Problem to work on:
Print the listing as it stands, omitting all images.

Data for analysis:
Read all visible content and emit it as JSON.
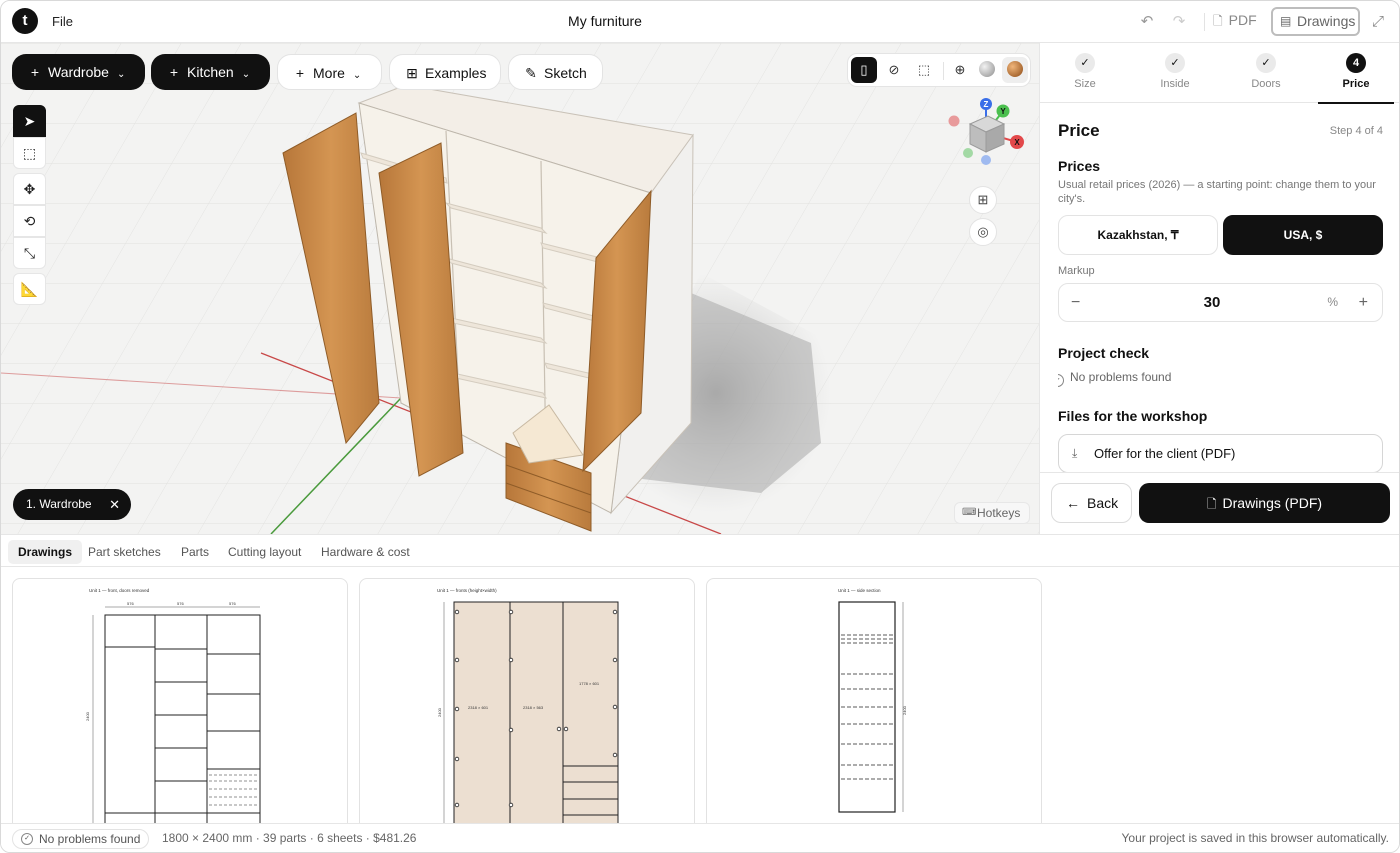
{
  "header": {
    "logo": "t",
    "file_menu": "File",
    "title": "My furniture",
    "pdf_label": "PDF",
    "drawings_label": "Drawings"
  },
  "toolbar": {
    "wardrobe": "Wardrobe",
    "kitchen": "Kitchen",
    "more": "More",
    "examples": "Examples",
    "sketch": "Sketch"
  },
  "axes": {
    "z": "Z",
    "y": "Y",
    "x": "X"
  },
  "viewport": {
    "unit_chip": "1. Wardrobe",
    "hotkeys": "Hotkeys"
  },
  "steps": [
    {
      "label": "Size",
      "status": "done"
    },
    {
      "label": "Inside",
      "status": "done"
    },
    {
      "label": "Doors",
      "status": "done"
    },
    {
      "label": "Price",
      "status": "current",
      "number": "4"
    }
  ],
  "panel": {
    "title": "Price",
    "step_indicator": "Step 4 of 4",
    "prices_title": "Prices",
    "prices_subtitle": "Usual retail prices (2026) — a starting point: change them to your city's.",
    "regions": [
      {
        "label": "Kazakhstan, ₸",
        "selected": false
      },
      {
        "label": "USA, $",
        "selected": true
      }
    ],
    "markup_label": "Markup",
    "markup_value": "30",
    "markup_unit": "%",
    "check_title": "Project check",
    "check_result": "No problems found",
    "files_title": "Files for the workshop",
    "file_offer": "Offer for the client (PDF)",
    "back_label": "Back",
    "drawings_pdf_label": "Drawings (PDF)"
  },
  "bottom_tabs": [
    {
      "label": "Drawings",
      "active": true
    },
    {
      "label": "Part sketches",
      "active": false
    },
    {
      "label": "Parts",
      "active": false
    },
    {
      "label": "Cutting layout",
      "active": false
    },
    {
      "label": "Hardware & cost",
      "active": false
    }
  ],
  "sheets": [
    {
      "title": "Unit 1 — front, doors removed",
      "dims": [
        "576",
        "576",
        "576",
        "2400"
      ]
    },
    {
      "title": "Unit 1 — fronts (height×width)",
      "dims": [
        "2318 × 601",
        "2318 × 563",
        "1778 × 601",
        "2400"
      ]
    },
    {
      "title": "Unit 1 — side section",
      "dims": [
        "2400"
      ]
    }
  ],
  "status": {
    "problems": "No problems found",
    "summary": "1800 × 2400 mm · 39 parts · 6 sheets · $481.26",
    "saved": "Your project is saved in this browser automatically."
  },
  "colors": {
    "accent": "#111111",
    "wood": "#c98a45",
    "axis_x": "#e2484a",
    "axis_y": "#4bbf4f",
    "axis_z": "#3a6ee8"
  }
}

Expected answer:
Read all visible content and emit it as JSON.
{
  "header": {
    "logo": "t",
    "file_menu": "File",
    "title": "My furniture",
    "pdf_label": "PDF",
    "drawings_label": "Drawings"
  },
  "toolbar": {
    "wardrobe": "Wardrobe",
    "kitchen": "Kitchen",
    "more": "More",
    "examples": "Examples",
    "sketch": "Sketch"
  },
  "axes": {
    "z": "Z",
    "y": "Y",
    "x": "X"
  },
  "viewport": {
    "unit_chip": "1. Wardrobe",
    "hotkeys": "Hotkeys"
  },
  "steps": [
    {
      "label": "Size",
      "status": "done"
    },
    {
      "label": "Inside",
      "status": "done"
    },
    {
      "label": "Doors",
      "status": "done"
    },
    {
      "label": "Price",
      "status": "current",
      "number": "4"
    }
  ],
  "panel": {
    "title": "Price",
    "step_indicator": "Step 4 of 4",
    "prices_title": "Prices",
    "prices_subtitle": "Usual retail prices (2026) — a starting point: change them to your city's.",
    "regions": [
      {
        "label": "Kazakhstan, ₸",
        "selected": false
      },
      {
        "label": "USA, $",
        "selected": true
      }
    ],
    "markup_label": "Markup",
    "markup_value": "30",
    "markup_unit": "%",
    "check_title": "Project check",
    "check_result": "No problems found",
    "files_title": "Files for the workshop",
    "file_offer": "Offer for the client (PDF)",
    "back_label": "Back",
    "drawings_pdf_label": "Drawings (PDF)"
  },
  "bottom_tabs": [
    {
      "label": "Drawings",
      "active": true
    },
    {
      "label": "Part sketches",
      "active": false
    },
    {
      "label": "Parts",
      "active": false
    },
    {
      "label": "Cutting layout",
      "active": false
    },
    {
      "label": "Hardware & cost",
      "active": false
    }
  ],
  "sheets": [
    {
      "title": "Unit 1 — front, doors removed",
      "dims": [
        "576",
        "576",
        "576",
        "2400"
      ]
    },
    {
      "title": "Unit 1 — fronts (height×width)",
      "dims": [
        "2318 × 601",
        "2318 × 563",
        "1778 × 601",
        "2400"
      ]
    },
    {
      "title": "Unit 1 — side section",
      "dims": [
        "2400"
      ]
    }
  ],
  "status": {
    "problems": "No problems found",
    "summary": "1800 × 2400 mm · 39 parts · 6 sheets · $481.26",
    "saved": "Your project is saved in this browser automatically."
  },
  "colors": {
    "accent": "#111111",
    "wood": "#c98a45",
    "axis_x": "#e2484a",
    "axis_y": "#4bbf4f",
    "axis_z": "#3a6ee8"
  }
}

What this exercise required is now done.